Mr. Hiscock, a 34-year-old U.C. Berkley graduate who had been diagnosed with bipolar disorder, committed suicide in the Yuba County Jail on January 29, 2017, after two previous suicide attempts while in the Jail’s custody. Though he exhibited increasingly psychotic behavior and was found incompetent to stand trial, Jail officials failed to provide Mr. Hiscock with meaningful mental health treatment, isolated him in solitary confinement, and then left him in a rubber “safety” cell to choke to death on his own urine and feces.
In recent local press interviews, Lori Rifkin stated, “They put him in a horrific rubber room and basically just left him there.”
Joshua Nuni added, “This was someone who is clearly experiencing a severe mental health crisis, and the defendants here locked him in solitary confinement without treatment … knowing the safety risk that it posed to people in Mr. Hiscock’s position…. This case was a tragedy that was caused by the jail system’s inability to recognize and deal with mental health issues.”
Yuba County has been on notice for over thirty years that its inadequate provision of mental health care to inmates at the Yuba County Jail results in needless harm.
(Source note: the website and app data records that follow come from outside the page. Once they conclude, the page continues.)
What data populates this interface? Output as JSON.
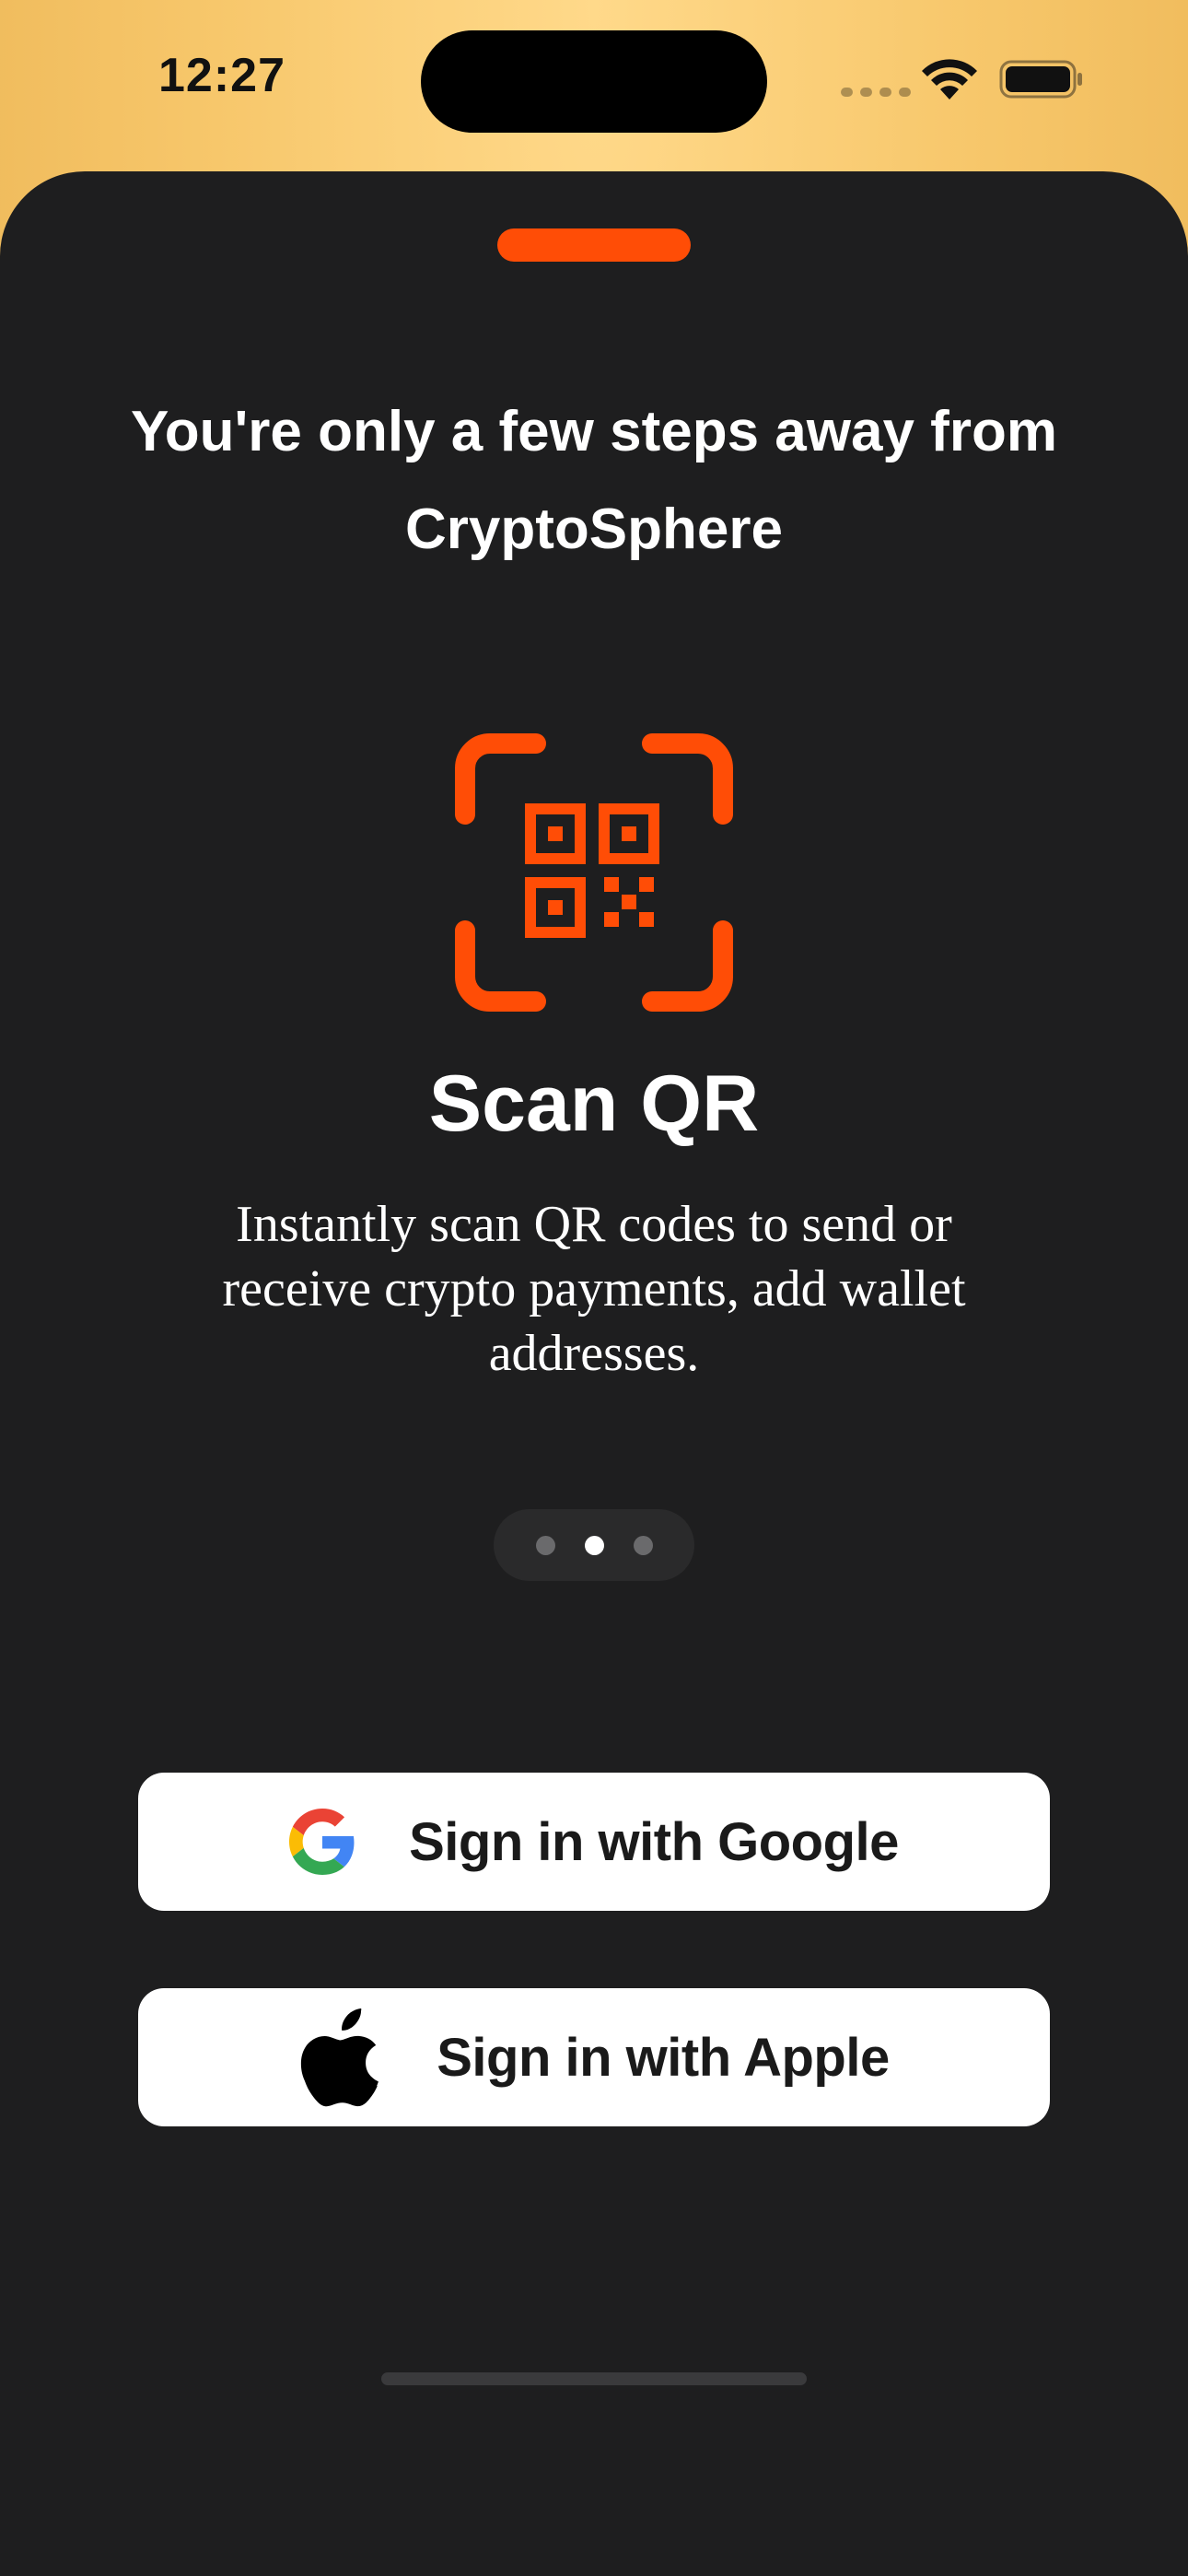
{
  "status_bar": {
    "time": "12:27"
  },
  "onboarding": {
    "headline": "You're only a few steps away from CryptoSphere",
    "feature": {
      "icon": "qr-scan-icon",
      "title": "Scan QR",
      "description": "Instantly scan QR codes to send or receive crypto payments, add wallet addresses."
    },
    "pager": {
      "total_pages": 3,
      "current_page": 2
    }
  },
  "auth": {
    "google_label": "Sign in with Google",
    "apple_label": "Sign in with Apple"
  },
  "colors": {
    "accent": "#ff4d06",
    "sheet_background": "#1e1e1f",
    "button_background": "#ffffff",
    "header_background": "#f7c76b"
  }
}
The Jail has been subject to a court-ordered consent decree since 1979, which requires improvements to medical and mental health care treatment. Yuba County moved to terminate the consent decree in 2013, but the court denied its motion, holding that the county had failed to demonstrate that it was not continuing to violate inmates’ constitutional rights. The county appealed, and on April 19, 2016, the Ninth Circuit affirmed the lower court’s ruling.
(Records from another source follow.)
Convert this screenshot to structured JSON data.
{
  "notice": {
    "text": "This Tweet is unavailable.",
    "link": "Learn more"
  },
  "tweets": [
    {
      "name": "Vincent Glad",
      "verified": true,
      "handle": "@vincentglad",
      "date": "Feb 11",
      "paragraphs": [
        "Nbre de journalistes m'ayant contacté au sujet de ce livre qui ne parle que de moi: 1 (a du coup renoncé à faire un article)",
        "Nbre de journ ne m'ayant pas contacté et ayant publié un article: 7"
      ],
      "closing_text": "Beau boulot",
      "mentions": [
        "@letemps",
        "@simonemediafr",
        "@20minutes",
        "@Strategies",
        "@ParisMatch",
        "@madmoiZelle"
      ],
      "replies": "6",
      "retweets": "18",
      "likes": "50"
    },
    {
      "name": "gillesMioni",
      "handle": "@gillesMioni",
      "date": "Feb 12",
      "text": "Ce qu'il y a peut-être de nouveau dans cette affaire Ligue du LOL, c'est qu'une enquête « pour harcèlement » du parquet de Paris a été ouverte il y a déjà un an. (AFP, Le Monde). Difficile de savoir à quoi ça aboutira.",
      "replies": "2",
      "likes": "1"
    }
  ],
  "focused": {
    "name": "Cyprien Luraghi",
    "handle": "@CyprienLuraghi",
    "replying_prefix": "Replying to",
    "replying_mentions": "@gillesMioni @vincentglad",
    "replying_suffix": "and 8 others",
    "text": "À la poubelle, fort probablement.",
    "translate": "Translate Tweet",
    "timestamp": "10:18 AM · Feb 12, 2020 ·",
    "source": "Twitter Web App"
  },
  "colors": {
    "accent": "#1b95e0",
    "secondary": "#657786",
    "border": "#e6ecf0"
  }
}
Mr. Hiscock’s brother, Vincent Hiscock, as an administrator of the estate, and Mr. Hiscock’s father, Sherrick Hiscock, are plaintiffs in the instant case. In a recent interview, Vincent Hiscock stated, “[Bertram] was a joy to talk to. My brother was one of the most intelligent people I’ve ever met, especially when he was doing well.” He added, “I don’t want what happened to my brother to continue to happen to other people.”